If you are pulled over in your car by a police officer, and then the police officer determines that you are under 21 and have consumed alcohol, you will be temporarily detained for the purpose of taking a breathalyzer test to determine your BAC level. This usually occurs at the police station.

With a BAC level of not less than .02% nor more than .05%, you will not be charged with DWI, but you will be referred to the DMV to determine whether or not your license should be suspended for violating the Zero Tolerance Law.  You will be provided with a notice to appear for a hearing before an administrative law judge of the Department of Motor Vehicles. It’s during this hearing that a police officer must prove that there was a lawful vehicle stop, that you were driving the vehicle, that you were under 21 at the time of the offense, that the request to take a BAC test was proper, that the BAC test was correctly administered, and that either your BAC was .02% or more at the time of driving or that you refused the breath test.
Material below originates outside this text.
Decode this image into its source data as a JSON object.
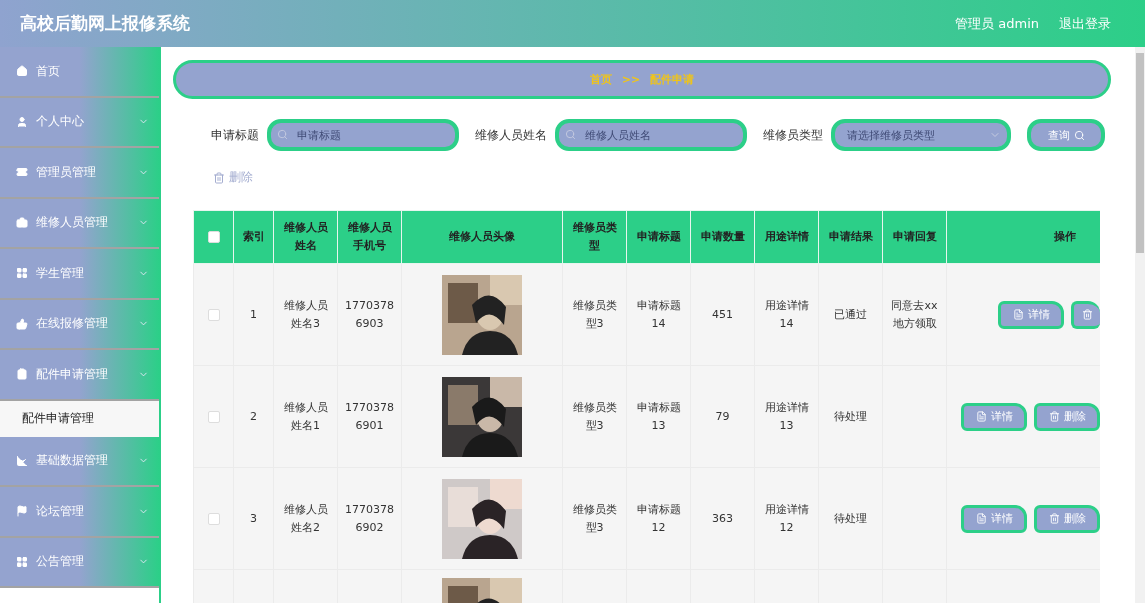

After testimony is taken from the police officers involved, and then from you (if you wish, but you are not required to testify) and/or your witnesses, the administrative law judge decides whether or not a Zero Tolerance violation occurred, and if a refusal occurred (if applicable).  If such findings are made, you will lose your license.  For a first-time Zero Tolerance violation, you will lose your license for six months.  If you are under 21 and refused a breathalyzer test, your license will be revoked for at least one year.  At the very least, you will also have to pay various civil fees to the DMV before you are granted back your driving privileges.

With a BAC level of more than .05% but less than .08%, the police will have the option of charging you with DWAI and “common law” DWI.  With a BAC level of more than than .08%, you will be charged with a DWI “per se” and “common law” DWI.  In such a case, you will be summoned to appear in criminal court for these charges.  If you are convicted of DWI or DWAI and were under 21 years old at the time of committing the offense, you will lose your license for at least one year.